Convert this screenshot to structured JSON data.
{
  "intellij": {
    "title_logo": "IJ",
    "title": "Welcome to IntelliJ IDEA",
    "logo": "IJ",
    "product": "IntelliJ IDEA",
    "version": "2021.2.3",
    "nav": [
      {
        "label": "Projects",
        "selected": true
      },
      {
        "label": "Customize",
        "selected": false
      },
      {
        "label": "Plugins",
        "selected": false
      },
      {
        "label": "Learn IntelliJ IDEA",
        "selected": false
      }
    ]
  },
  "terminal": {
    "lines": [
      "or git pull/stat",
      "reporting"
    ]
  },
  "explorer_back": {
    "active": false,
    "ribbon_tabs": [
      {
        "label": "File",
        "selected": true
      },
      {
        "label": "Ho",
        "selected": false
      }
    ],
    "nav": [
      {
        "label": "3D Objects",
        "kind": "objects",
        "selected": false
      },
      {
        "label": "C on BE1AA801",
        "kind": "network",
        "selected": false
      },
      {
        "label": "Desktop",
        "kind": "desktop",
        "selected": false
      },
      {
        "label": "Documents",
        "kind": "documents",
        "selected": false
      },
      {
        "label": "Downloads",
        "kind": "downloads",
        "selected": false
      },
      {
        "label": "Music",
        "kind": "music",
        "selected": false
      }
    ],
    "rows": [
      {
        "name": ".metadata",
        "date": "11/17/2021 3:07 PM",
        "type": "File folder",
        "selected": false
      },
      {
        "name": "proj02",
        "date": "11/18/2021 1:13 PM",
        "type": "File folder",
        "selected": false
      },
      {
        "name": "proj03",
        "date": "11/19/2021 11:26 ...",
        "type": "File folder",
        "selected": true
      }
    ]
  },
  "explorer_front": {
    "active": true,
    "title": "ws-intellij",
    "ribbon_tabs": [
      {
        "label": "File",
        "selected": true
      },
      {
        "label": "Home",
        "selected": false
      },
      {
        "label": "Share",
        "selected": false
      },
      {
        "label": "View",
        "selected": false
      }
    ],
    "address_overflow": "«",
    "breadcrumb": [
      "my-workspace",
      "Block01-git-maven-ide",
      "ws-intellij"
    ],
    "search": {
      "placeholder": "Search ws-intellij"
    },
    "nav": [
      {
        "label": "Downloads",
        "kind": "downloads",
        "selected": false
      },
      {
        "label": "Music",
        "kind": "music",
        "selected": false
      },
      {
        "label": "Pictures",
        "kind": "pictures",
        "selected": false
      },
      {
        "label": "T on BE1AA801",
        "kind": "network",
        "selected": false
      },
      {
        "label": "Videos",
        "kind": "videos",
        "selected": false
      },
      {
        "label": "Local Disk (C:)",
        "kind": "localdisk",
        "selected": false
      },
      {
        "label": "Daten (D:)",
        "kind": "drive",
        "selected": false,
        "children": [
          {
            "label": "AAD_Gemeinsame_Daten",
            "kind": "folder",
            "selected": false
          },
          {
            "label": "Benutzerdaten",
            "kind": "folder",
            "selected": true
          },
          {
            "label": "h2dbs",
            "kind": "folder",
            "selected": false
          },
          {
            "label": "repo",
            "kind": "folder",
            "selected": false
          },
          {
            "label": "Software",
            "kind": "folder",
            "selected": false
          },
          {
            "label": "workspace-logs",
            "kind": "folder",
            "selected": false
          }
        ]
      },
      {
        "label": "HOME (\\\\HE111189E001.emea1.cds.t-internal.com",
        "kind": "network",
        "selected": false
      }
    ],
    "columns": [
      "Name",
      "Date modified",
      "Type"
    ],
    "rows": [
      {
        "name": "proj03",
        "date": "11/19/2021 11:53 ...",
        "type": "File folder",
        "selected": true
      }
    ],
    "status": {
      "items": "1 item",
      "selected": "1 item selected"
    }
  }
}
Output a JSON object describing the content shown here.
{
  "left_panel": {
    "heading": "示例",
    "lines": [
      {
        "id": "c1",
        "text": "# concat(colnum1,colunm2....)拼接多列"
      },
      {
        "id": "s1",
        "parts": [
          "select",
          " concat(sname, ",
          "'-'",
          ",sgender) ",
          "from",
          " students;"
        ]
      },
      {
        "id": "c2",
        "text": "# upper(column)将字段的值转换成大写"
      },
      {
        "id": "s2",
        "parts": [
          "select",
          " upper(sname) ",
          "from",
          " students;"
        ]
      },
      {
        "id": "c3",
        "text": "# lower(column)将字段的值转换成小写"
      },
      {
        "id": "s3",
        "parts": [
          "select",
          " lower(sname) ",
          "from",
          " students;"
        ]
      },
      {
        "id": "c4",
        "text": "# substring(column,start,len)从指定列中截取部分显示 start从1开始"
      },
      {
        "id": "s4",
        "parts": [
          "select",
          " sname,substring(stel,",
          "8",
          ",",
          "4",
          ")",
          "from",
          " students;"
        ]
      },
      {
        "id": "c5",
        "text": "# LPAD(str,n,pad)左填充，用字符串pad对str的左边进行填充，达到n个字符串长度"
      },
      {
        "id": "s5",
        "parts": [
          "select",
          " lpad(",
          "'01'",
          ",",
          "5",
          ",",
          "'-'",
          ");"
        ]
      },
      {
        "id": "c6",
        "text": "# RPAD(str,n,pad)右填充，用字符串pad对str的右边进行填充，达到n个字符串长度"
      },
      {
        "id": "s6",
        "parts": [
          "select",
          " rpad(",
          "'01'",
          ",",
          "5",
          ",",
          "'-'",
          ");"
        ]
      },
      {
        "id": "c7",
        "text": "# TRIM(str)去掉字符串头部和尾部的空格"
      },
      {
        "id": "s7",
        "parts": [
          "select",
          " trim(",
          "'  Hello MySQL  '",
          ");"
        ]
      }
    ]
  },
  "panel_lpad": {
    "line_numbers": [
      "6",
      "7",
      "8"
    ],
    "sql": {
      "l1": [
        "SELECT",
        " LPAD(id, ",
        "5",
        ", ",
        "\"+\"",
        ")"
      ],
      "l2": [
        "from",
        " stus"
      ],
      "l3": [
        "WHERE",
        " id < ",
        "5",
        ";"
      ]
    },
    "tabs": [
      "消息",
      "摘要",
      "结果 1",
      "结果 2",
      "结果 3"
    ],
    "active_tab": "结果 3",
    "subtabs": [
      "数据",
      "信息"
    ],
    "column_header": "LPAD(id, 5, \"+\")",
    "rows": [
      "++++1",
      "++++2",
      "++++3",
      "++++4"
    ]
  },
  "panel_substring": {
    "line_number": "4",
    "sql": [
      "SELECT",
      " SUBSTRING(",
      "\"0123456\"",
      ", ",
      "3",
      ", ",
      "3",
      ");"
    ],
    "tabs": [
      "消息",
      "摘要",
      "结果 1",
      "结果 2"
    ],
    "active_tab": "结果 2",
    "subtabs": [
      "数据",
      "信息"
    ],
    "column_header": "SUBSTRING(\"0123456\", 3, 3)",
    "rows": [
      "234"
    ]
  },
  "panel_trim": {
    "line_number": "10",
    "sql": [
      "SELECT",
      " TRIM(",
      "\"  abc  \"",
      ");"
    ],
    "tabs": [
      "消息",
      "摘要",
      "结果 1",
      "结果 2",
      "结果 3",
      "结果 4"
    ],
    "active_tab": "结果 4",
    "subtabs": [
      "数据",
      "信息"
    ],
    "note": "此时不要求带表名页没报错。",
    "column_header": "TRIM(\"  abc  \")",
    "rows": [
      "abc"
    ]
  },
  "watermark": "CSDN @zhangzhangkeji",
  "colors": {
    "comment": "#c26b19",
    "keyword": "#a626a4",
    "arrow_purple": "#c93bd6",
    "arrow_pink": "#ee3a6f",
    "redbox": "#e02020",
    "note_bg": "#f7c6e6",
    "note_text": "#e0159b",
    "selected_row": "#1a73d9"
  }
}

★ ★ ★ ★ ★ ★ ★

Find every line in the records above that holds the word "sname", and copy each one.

### Expected answer
          " concat(sname, ",
          " upper(sname) ",
          " lower(sname) ",
          " sname,substring(stel,",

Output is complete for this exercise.